To make a natural bath bomb, start by combining your dry ingredients. You can make the mixture wet by adding a few teaspoons of water. Then, add your essential oil and food coloring and mix it all together.

Finally, add some vegetable oils and mix it all until it comes together. Put your mixture into molds and let it dry overnight. Once they are dry, they can be used. Enjoy your 100% natural bath bomb!.

How can I make my bath bombs more solid?

To make your bath bombs more solid, there are several steps you can take. One option is to use a thicker binding agent like sodium bicarbonate, cream of tartar, or Epsom salts. Also, increasing the amount of oil in the recipe will help solidify the structure of your bath bombs.

Finally, you can refrigerate your bath bombs prior to use to help them stay together better. To ensure that your bath bombs remain solid when used, make sure that you store them in an airtight container or package them in individual bags.

These steps will help make your bath bombs stronger and more robust.

Why are my bath bombs not hardening?

One of the most common reasons is that your recipe uses too much liquid. Many bath bomb recipes use a ratio of baking soda, citric acid and oil, but if the liquid ingredient is out of balance, the bath bomb won’t bind together properly.

If this is the case, you can try adding a bit more baking soda or citric acid to help it harden. Another common issue is that your ingredients haven’t been measured accurately. You should always use accurate measurements when you make bath bombs, or else you won’t be able to get the finished product you want.

Lastly, it may also be that your ingredients are not fresh. As bath bombs are essentially a form of chemistry, it’s important to use the freshest ingredients possible to ensure that your bath bombs harden properly.
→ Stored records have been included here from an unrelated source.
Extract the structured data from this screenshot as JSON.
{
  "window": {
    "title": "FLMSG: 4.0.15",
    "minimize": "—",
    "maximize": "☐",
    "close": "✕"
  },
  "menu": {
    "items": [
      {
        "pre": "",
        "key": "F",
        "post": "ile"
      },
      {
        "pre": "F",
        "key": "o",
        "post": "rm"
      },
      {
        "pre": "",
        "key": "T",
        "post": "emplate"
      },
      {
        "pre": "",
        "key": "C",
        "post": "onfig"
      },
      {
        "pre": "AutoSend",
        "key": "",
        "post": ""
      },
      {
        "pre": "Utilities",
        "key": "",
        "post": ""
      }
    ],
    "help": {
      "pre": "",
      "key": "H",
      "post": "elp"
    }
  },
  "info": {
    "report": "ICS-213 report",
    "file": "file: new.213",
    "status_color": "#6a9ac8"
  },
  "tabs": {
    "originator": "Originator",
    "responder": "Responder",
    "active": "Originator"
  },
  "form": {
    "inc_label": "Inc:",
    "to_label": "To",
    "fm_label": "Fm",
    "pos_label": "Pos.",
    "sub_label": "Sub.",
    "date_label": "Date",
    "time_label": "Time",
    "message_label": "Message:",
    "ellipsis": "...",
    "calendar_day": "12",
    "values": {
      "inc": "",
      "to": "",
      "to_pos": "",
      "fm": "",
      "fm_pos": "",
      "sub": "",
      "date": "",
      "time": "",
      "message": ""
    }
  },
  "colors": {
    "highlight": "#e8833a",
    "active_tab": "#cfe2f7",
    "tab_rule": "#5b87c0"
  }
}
What makes bubbles in bubble bars?

Bubble bars are oily solid detergent products used for creating a lot of bubbles in the bath. They contain the same ingredients as bubble bath liquid, but in a more solidified form. The primary ingredients in bubble bars are Sodium Lauryl Sulfate (SLS) and Sodium Laureth Sulfate (SLES).

These two ingredients are surfactants and they work to reduce the surface tension of the water. This means that when you place a bubble bar in the water, it will start to create a lot of tiny bubbles.
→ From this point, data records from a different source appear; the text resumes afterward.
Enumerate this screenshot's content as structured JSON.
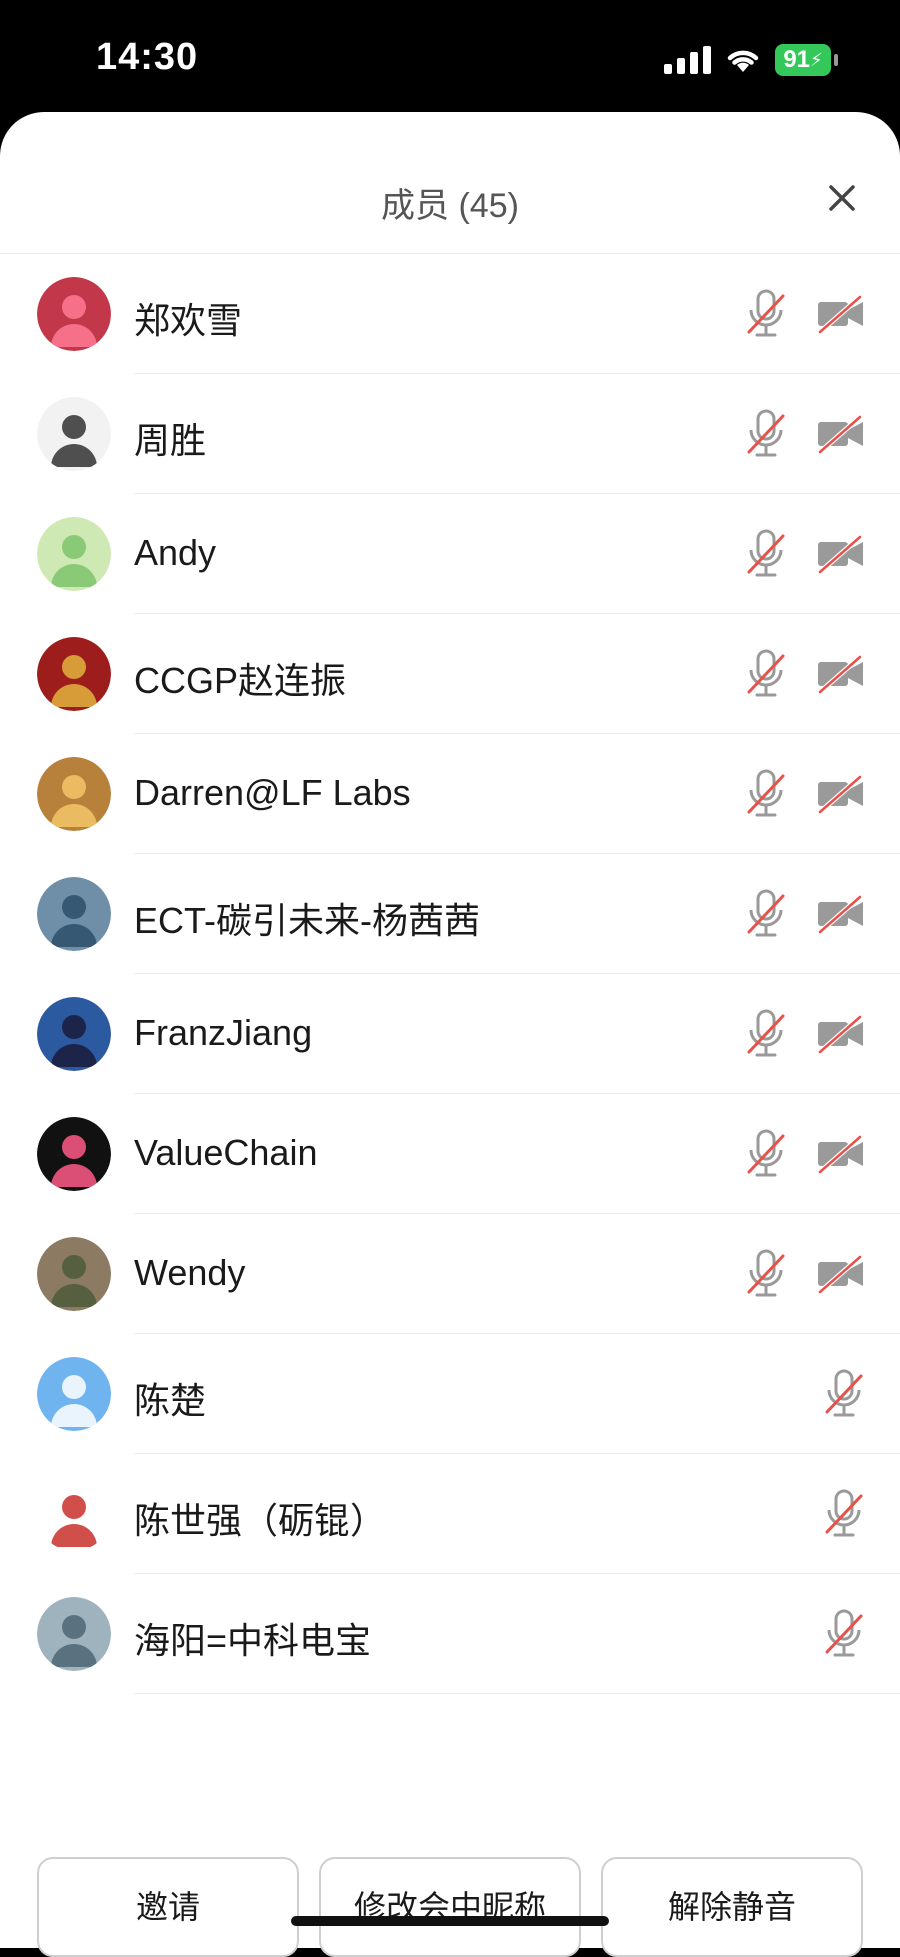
{
  "status_bar": {
    "time": "14:30",
    "battery_level": "91",
    "icons": [
      "cellular-signal-icon",
      "wifi-icon",
      "battery-charging-icon"
    ]
  },
  "sheet": {
    "title": "成员 (45)",
    "close_icon": "close-icon"
  },
  "members": [
    {
      "name": "郑欢雪",
      "mic": "muted",
      "camera": "off"
    },
    {
      "name": "周胜",
      "mic": "muted",
      "camera": "off"
    },
    {
      "name": "Andy",
      "mic": "muted",
      "camera": "off"
    },
    {
      "name": "CCGP赵连振",
      "mic": "muted",
      "camera": "off"
    },
    {
      "name": "Darren@LF Labs",
      "mic": "muted",
      "camera": "off"
    },
    {
      "name": "ECT-碳引未来-杨茜茜",
      "mic": "muted",
      "camera": "off"
    },
    {
      "name": "FranzJiang",
      "mic": "muted",
      "camera": "off"
    },
    {
      "name": "ValueChain",
      "mic": "muted",
      "camera": "off"
    },
    {
      "name": "Wendy",
      "mic": "muted",
      "camera": "off"
    },
    {
      "name": "陈楚",
      "mic": "muted",
      "camera": "none"
    },
    {
      "name": "陈世强（砺锟）",
      "mic": "muted",
      "camera": "none"
    },
    {
      "name": "海阳=中科电宝",
      "mic": "muted",
      "camera": "none"
    }
  ],
  "actions": {
    "invite": "邀请",
    "rename": "修改会中昵称",
    "unmute": "解除静音"
  },
  "colors": {
    "mute_slash": "#e8504a",
    "icon_gray": "#9a9a9a",
    "battery_green": "#34c759",
    "text_primary": "#1a1a1a"
  }
}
The type and amount of oil added to the mixture can also affect the size of the bubbles produced. For example, if solid coconut oil is used, it will form larger bubbles compared to a lighter oil such as sunflower oil.

To make the bar more fragrant and appealing, essential oils and fragrances may also be added.

What does cornstarch do in bubble bars?

Cornstarch is a key ingredient in bubble bars because it helps create a thick and long-lasting lather in the bath or shower. Adding cornstarch to bubble bars gives the luxurious foam that you would expect from a bubble bath.

Cornstarch has a high absorbency rate and can absorb and hold onto water, which allows it to create a lather with fewer suds and gives it a creamy feel. Furthermore, cornstarch is also a natural thickener, so it helps give the bubble bar a firm consistency.

The thickening effect also allows bubble bars to last longer as the foam won’t fade away as quickly. As an additive, cornstarch adds texture and body, making it easier for bubble bars to be shaped. All in all, cornstarch is an ideal ingredient for bubble bars and creates a luxurious bubble bath experience that would not be possible without it.

What’s the difference between a bubble bar and a bath bomb?

A bubble bar and a bath bomb are both types of bath products that produce a luxurious, bubble-filled bath. They differ in how they are used, however. A bath bomb is a single solid product that can be dropped into a bath to release gentle fragrances, colors, and bubbles.

It has a fizzing quality similar to Alka-Seltzer, which creates the bubbles and scent once it dissolves in the water. A bubble bar, on the other hand, is a solid, multi-use product that can be broken off and swiped over the surface of a bath to produce lots of bubbles.

Bubble bars can contain a variety of fragrances, oils and butters, and colors. They are also more aesthetically pleasing and can be used more than once since they can be frozen and broken off over time.